Our rooster alarm clock woke us early the following morning; having ascertained it was dawn our feathery friend saw no reason to stop squawking until we had abandoned any lingering thoughts of sleeping in. After breakfast we climbed to a nearby promontory with spectacular views of the town on one side, and the luscious, green valley on the other.
Salento is a genteel and peaceful town, as well as something of a regional tourist hotspot. Built after Simón Bolívar rode along a nearby mountain road between Bogotá and Quito, it is now a centre for coffee production in Colombia.
After ambling around the shops, we visited a small restaurant to watch England bow out of the World Cup to Croatia. We took the opportunity to try Bandeja Paisa, a popular local dish composed of beans, white rice, chicharrón, fried egg, plantain, chorizo, arepa, black pudding, avocado and lemon – essentially a heart attack on a plate!

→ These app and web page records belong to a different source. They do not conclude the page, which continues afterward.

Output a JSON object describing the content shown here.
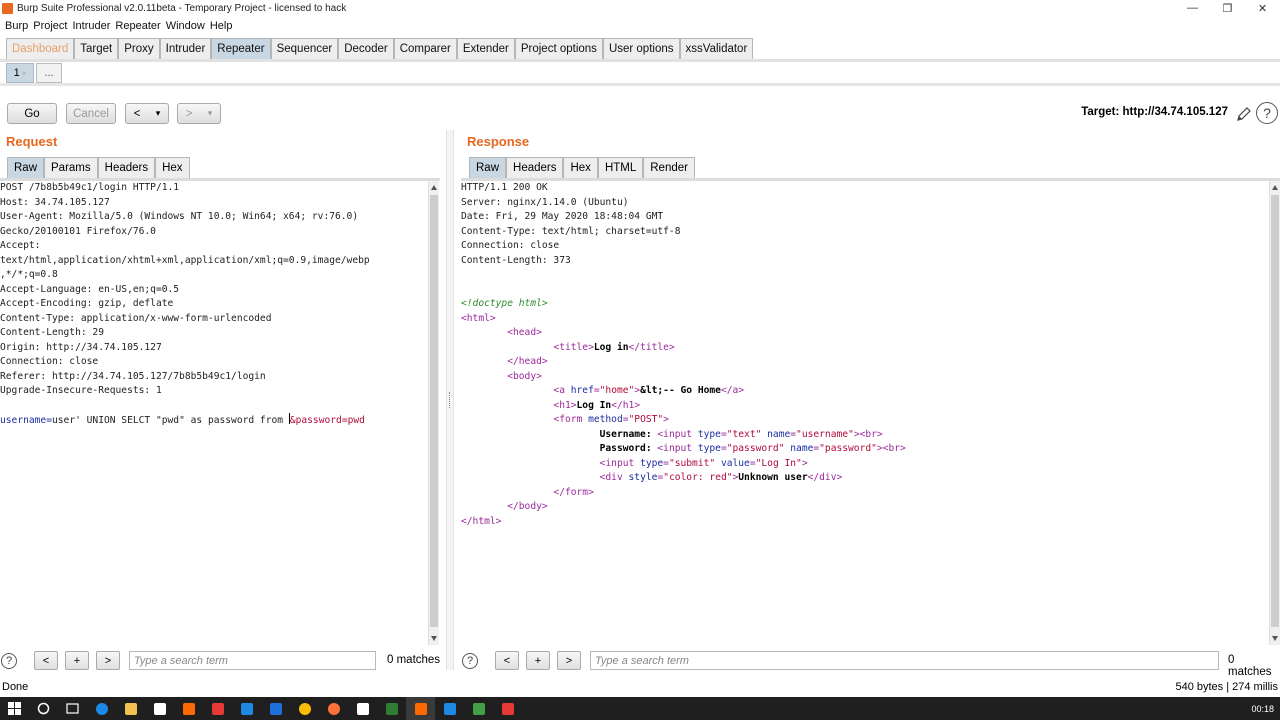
{
  "window": {
    "title": "Burp Suite Professional v2.0.11beta - Temporary Project - licensed to hack",
    "controls": [
      "—",
      "❐",
      "✕"
    ]
  },
  "menu": [
    "Burp",
    "Project",
    "Intruder",
    "Repeater",
    "Window",
    "Help"
  ],
  "main_tabs": [
    "Dashboard",
    "Target",
    "Proxy",
    "Intruder",
    "Repeater",
    "Sequencer",
    "Decoder",
    "Comparer",
    "Extender",
    "Project options",
    "User options",
    "xssValidator"
  ],
  "active_main_tab": "Repeater",
  "sub_tabs": {
    "tab1": "1",
    "tab1_close": "×",
    "add": "..."
  },
  "toolbar": {
    "go": "Go",
    "cancel": "Cancel",
    "back": "<",
    "back_drop": "▾",
    "forward": ">",
    "forward_drop": "▾",
    "target": "Target: http://34.74.105.127"
  },
  "request": {
    "title": "Request",
    "tabs": [
      "Raw",
      "Params",
      "Headers",
      "Hex"
    ],
    "lines": [
      "POST /7b8b5b49c1/login HTTP/1.1",
      "Host: 34.74.105.127",
      "User-Agent: Mozilla/5.0 (Windows NT 10.0; Win64; x64; rv:76.0)",
      "Gecko/20100101 Firefox/76.0",
      "Accept:",
      "text/html,application/xhtml+xml,application/xml;q=0.9,image/webp",
      ",*/*;q=0.8",
      "Accept-Language: en-US,en;q=0.5",
      "Accept-Encoding: gzip, deflate",
      "Content-Type: application/x-www-form-urlencoded",
      "Content-Length: 29",
      "Origin: http://34.74.105.127",
      "Connection: close",
      "Referer: http://34.74.105.127/7b8b5b49c1/login",
      "Upgrade-Insecure-Requests: 1",
      ""
    ],
    "body": {
      "key1": "username",
      "eq1": "=",
      "val1": "user' UNION SELCT \"pwd\" as password from ",
      "amp": "&",
      "key2": "password",
      "eq2": "=",
      "val2": "pwd"
    }
  },
  "response": {
    "title": "Response",
    "tabs": [
      "Raw",
      "Headers",
      "Hex",
      "HTML",
      "Render"
    ],
    "headers": [
      "HTTP/1.1 200 OK",
      "Server: nginx/1.14.0 (Ubuntu)",
      "Date: Fri, 29 May 2020 18:48:04 GMT",
      "Content-Type: text/html; charset=utf-8",
      "Connection: close",
      "Content-Length: 373"
    ],
    "html": {
      "doctype": "<!doctype html>",
      "html_open": "<html>",
      "head_open": "<head>",
      "title_open": "<title>",
      "title_text": "Log in",
      "title_close": "</title>",
      "head_close": "</head>",
      "body_open": "<body>",
      "a_open": "<a ",
      "a_attr": "href",
      "a_val": "\"home\"",
      "a_gt": ">",
      "a_text": "&lt;-- Go Home",
      "a_close": "</a>",
      "h1_open": "<h1>",
      "h1_text": "Log In",
      "h1_close": "</h1>",
      "form_open": "<form ",
      "form_attr": "method",
      "form_val": "\"POST\"",
      "form_gt": ">",
      "user_label": "Username: ",
      "input_open": "<input ",
      "type_attr": "type",
      "text_val": "\"text\"",
      "name_attr": "name",
      "username_val": "\"username\"",
      "br": "><br>",
      "pass_label": "Password: ",
      "password_val": "\"password\"",
      "submit_val": "\"submit\"",
      "value_attr": "value",
      "login_val": "\"Log In\"",
      "gt": ">",
      "div_open": "<div ",
      "style_attr": "style",
      "style_val": "\"color: red\"",
      "div_text": "Unknown user",
      "div_close": "</div>",
      "form_close": "</form>",
      "body_close": "</body>",
      "html_close": "</html>"
    }
  },
  "search": {
    "help": "?",
    "prev": "<",
    "add": "+",
    "next": ">",
    "placeholder": "Type a search term",
    "left_matches": "0 matches",
    "right_matches": "0 matches"
  },
  "status": {
    "left": "Done",
    "right": "540 bytes | 274 millis"
  },
  "taskbar": {
    "clock": "00:18",
    "icon_colors": [
      "#ffffff",
      "#ffffff",
      "#ffffff",
      "#1e88e5",
      "#f0c050",
      "#ffffff",
      "#ff6a00",
      "#e53935",
      "#1e88e5",
      "#1e6fd9",
      "#fbbc05",
      "#ff7139",
      "#ffffff",
      "#2e7d32",
      "#ff6a00",
      "#1e88e5",
      "#43a047",
      "#e53935"
    ]
  }
}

Bandeja Paisa (image courtesy of Colombia.com)
The following morning we headed to Plantation House a tour of Don Eduardo’s coffee farm. The Don, real name Tim Edwards, is an English expat who fell in love with Colombia during a flying tour of the continent. Taking advantage of a collapse in the value of coffee in 2004, he bought a large coffee plantation, moved his family over and began collecting an inordinate number of pet dogs. With his white beard, cane and jolly manner, he put us in mind of Richard Attenborough in Jurassic Park. When he showed us the magnificent view of rolling green hills from his back garden, we couldn’t help but hum the film’s theme song…

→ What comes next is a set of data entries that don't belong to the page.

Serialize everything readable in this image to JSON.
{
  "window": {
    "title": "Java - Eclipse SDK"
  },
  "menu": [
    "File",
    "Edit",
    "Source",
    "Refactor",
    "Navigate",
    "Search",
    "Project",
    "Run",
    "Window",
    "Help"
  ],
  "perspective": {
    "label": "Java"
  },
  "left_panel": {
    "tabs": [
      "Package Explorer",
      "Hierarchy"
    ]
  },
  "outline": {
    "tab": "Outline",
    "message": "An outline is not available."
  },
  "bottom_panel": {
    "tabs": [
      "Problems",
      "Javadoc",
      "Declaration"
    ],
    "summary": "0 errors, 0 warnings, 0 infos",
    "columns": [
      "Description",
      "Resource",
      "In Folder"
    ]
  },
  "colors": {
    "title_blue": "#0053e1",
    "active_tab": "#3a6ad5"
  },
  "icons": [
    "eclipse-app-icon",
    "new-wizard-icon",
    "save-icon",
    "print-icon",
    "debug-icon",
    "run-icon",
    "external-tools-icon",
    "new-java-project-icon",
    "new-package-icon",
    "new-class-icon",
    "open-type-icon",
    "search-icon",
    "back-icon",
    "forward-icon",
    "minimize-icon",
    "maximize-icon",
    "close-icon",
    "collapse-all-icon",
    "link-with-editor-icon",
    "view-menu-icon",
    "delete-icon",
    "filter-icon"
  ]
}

Don Eduardo was full of excellent facts and anecdotes, reflecting a passion for both coffee and his adopted country. After a tour of his plantation, we walked along an old dirt road (the one Bolívar had ridden along before Salento was a place on the map) to the coffee processing. The Don wisely leaves day to day running of his plantation to the locals, instead demonstrating to us how coffee is produced and prepared before treating us to cups of the freshest, greatest coffee we had ever tasted. After the tour we couldn’t resist buying a couple of bags for the long road ahead.
In the afternoon we caught a jeep to the nearby Cocora Valley, famed for its towering wax palms. Although the walk was arduous and it threatened to rain throughout, the views were incredible and we were accompanied by two stray dogs for the duration of our hike. Before leaving we tried out an Andean favourite: hot chocolate with cheese. This horrific-sounding concoction is actually quite delicious, though it was incredibly fattening and undid all our good work from the walk. In the evening we watched a silent lightning storm which lit up the night sky, then settled in for several rounds of Uno (picked up in town, who says we’re boring!) before bed.